Along with the previous point, you can do the math to tie programming costs to impact in multiple ways. Here’s a clean and simple example to illustrate the concept using the example above. The Read Aloud Program impacts 1600 Kindergarteners and their families (80 classrooms/20 students per class at 40 schools.) You can do the math to create simple funding rationales:

$80,000 to underwrite the program for one year, or;
$2,000 per school, or;
$1,000 per class, or;
$50 per student.

Funding a Project or Priority.

This is commonly used with a ‘campaign mindset’ – projects or priorities that have a larger funding goal than some of the examples above. Casting a vision, packaging up three year Priorities or Projects and then understanding a dollar amount/funding rationale for each.

For example, “As we discussed, our vision is to be there for every family who needs Hospice Care in this community. Part of achieving that plan is to secure a Hospice House where we can care for people who can no longer stay at home, or have no home. Can we talk to you about being part of this plan?”

or

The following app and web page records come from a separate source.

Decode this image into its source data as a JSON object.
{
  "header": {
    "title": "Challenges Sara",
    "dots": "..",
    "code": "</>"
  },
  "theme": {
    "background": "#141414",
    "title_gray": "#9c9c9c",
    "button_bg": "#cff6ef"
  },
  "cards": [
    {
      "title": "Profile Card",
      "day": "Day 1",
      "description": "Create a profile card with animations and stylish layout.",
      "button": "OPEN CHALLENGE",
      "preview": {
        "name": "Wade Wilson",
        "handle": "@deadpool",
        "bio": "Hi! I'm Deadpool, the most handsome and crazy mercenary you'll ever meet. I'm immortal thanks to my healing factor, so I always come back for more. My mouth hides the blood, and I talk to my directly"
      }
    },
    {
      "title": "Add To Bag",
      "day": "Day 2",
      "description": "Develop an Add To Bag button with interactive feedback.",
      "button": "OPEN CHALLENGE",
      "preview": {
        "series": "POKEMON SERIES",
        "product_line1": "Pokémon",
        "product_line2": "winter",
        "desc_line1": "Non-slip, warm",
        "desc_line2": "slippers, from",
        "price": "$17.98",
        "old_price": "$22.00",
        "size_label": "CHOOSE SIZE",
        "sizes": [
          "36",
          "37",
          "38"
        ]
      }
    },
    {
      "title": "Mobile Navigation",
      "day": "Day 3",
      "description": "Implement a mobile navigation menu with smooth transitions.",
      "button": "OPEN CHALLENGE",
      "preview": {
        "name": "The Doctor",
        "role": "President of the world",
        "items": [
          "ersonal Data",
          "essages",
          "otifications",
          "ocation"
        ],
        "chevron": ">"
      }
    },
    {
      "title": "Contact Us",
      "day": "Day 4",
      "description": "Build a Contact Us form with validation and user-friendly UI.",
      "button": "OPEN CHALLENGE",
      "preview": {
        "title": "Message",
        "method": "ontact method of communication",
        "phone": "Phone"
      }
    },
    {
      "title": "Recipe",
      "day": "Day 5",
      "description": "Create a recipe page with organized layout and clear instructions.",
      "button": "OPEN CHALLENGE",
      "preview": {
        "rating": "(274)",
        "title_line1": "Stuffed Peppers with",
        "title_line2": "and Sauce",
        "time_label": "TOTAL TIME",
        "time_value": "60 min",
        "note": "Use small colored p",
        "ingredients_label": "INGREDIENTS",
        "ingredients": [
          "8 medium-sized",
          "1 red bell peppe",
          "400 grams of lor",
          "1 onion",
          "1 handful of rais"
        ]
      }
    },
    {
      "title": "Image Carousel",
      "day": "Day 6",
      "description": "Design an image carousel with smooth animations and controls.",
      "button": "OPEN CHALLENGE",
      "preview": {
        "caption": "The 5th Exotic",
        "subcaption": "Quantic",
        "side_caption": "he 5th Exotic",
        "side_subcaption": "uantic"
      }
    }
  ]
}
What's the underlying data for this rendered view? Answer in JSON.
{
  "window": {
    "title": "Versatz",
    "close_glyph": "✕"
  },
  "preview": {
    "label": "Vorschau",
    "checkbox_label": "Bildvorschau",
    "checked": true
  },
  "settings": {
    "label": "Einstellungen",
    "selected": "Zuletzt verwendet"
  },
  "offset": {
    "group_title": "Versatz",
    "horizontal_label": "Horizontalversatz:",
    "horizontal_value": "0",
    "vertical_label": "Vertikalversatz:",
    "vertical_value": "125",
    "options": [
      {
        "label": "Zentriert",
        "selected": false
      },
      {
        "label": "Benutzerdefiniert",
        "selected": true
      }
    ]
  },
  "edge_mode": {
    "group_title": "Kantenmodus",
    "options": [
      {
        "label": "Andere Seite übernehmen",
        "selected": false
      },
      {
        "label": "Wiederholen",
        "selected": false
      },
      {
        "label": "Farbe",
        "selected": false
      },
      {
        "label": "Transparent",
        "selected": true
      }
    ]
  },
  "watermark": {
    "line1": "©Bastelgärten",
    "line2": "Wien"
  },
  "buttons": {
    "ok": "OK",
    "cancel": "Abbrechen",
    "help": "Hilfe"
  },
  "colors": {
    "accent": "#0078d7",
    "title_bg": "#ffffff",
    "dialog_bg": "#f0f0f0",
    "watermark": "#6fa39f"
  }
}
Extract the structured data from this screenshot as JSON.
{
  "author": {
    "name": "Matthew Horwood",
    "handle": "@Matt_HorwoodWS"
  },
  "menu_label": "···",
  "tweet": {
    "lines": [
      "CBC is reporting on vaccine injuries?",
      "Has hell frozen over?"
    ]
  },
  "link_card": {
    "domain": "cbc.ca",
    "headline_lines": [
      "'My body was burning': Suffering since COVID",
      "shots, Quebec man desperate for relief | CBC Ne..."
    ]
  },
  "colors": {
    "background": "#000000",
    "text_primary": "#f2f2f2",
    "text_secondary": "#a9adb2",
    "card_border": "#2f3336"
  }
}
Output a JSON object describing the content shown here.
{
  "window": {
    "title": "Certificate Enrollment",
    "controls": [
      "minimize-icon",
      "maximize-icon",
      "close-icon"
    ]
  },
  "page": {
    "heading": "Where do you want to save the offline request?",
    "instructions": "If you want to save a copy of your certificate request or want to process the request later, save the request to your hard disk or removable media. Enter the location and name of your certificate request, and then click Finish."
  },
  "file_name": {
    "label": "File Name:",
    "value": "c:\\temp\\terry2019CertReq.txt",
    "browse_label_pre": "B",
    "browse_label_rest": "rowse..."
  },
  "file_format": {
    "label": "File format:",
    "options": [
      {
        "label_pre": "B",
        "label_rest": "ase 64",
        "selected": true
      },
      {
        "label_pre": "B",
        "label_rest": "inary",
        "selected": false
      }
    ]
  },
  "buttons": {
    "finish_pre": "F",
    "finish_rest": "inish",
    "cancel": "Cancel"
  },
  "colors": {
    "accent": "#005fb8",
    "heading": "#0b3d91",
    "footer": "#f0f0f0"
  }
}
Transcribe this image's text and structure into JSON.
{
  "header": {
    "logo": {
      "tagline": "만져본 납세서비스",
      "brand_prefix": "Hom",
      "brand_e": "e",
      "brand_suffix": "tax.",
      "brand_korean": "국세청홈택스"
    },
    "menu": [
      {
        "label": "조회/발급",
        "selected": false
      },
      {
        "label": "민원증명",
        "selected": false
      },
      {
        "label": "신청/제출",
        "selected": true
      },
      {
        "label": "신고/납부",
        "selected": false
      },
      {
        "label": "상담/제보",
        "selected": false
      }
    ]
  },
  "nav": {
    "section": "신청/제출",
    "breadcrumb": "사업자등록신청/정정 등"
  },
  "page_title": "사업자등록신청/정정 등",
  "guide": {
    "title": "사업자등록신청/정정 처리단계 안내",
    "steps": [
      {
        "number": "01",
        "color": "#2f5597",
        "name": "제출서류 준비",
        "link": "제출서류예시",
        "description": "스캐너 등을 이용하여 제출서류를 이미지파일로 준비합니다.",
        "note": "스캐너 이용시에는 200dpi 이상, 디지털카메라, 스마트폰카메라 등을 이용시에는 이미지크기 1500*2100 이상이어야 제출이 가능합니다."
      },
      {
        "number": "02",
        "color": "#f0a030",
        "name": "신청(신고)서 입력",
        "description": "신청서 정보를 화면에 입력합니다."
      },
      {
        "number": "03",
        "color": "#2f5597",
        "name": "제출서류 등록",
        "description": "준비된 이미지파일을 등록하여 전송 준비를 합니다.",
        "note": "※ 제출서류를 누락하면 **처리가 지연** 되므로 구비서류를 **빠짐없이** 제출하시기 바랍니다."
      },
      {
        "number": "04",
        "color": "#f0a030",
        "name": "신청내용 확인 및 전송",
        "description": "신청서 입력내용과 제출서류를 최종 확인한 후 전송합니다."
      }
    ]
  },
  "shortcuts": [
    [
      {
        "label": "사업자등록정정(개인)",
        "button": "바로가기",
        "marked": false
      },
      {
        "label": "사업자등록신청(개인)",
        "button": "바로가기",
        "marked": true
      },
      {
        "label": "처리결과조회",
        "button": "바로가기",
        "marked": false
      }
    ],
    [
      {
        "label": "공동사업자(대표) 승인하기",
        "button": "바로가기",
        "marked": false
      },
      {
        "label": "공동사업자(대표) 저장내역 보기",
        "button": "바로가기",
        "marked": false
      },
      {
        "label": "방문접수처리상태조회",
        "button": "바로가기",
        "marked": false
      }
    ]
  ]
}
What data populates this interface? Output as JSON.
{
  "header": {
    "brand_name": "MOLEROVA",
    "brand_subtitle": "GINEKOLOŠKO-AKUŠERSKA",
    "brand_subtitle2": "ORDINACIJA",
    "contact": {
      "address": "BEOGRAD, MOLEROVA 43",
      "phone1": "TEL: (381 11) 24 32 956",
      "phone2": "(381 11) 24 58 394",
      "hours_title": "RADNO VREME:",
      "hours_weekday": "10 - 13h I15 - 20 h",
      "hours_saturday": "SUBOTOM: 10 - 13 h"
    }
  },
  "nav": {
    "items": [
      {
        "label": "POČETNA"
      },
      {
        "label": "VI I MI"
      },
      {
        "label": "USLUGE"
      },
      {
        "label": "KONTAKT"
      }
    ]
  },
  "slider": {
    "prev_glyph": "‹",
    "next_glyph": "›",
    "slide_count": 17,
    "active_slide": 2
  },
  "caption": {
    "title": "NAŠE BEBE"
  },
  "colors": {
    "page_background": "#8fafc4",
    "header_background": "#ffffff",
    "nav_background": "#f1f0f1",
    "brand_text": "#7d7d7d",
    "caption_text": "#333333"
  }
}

“We’ve put together a plan to scale and innovate in our three core areas – Family Literacy, Read Aloud Programs and Teen Services – that would require $1.3M of the next 1,000 days. Here’s what we would use the funds for – 1000 Families in Literacy Program, increase 1:1 teen Mentoring by 30%, excellent data and evaluation, 5-10 new school relationships…”

(more…)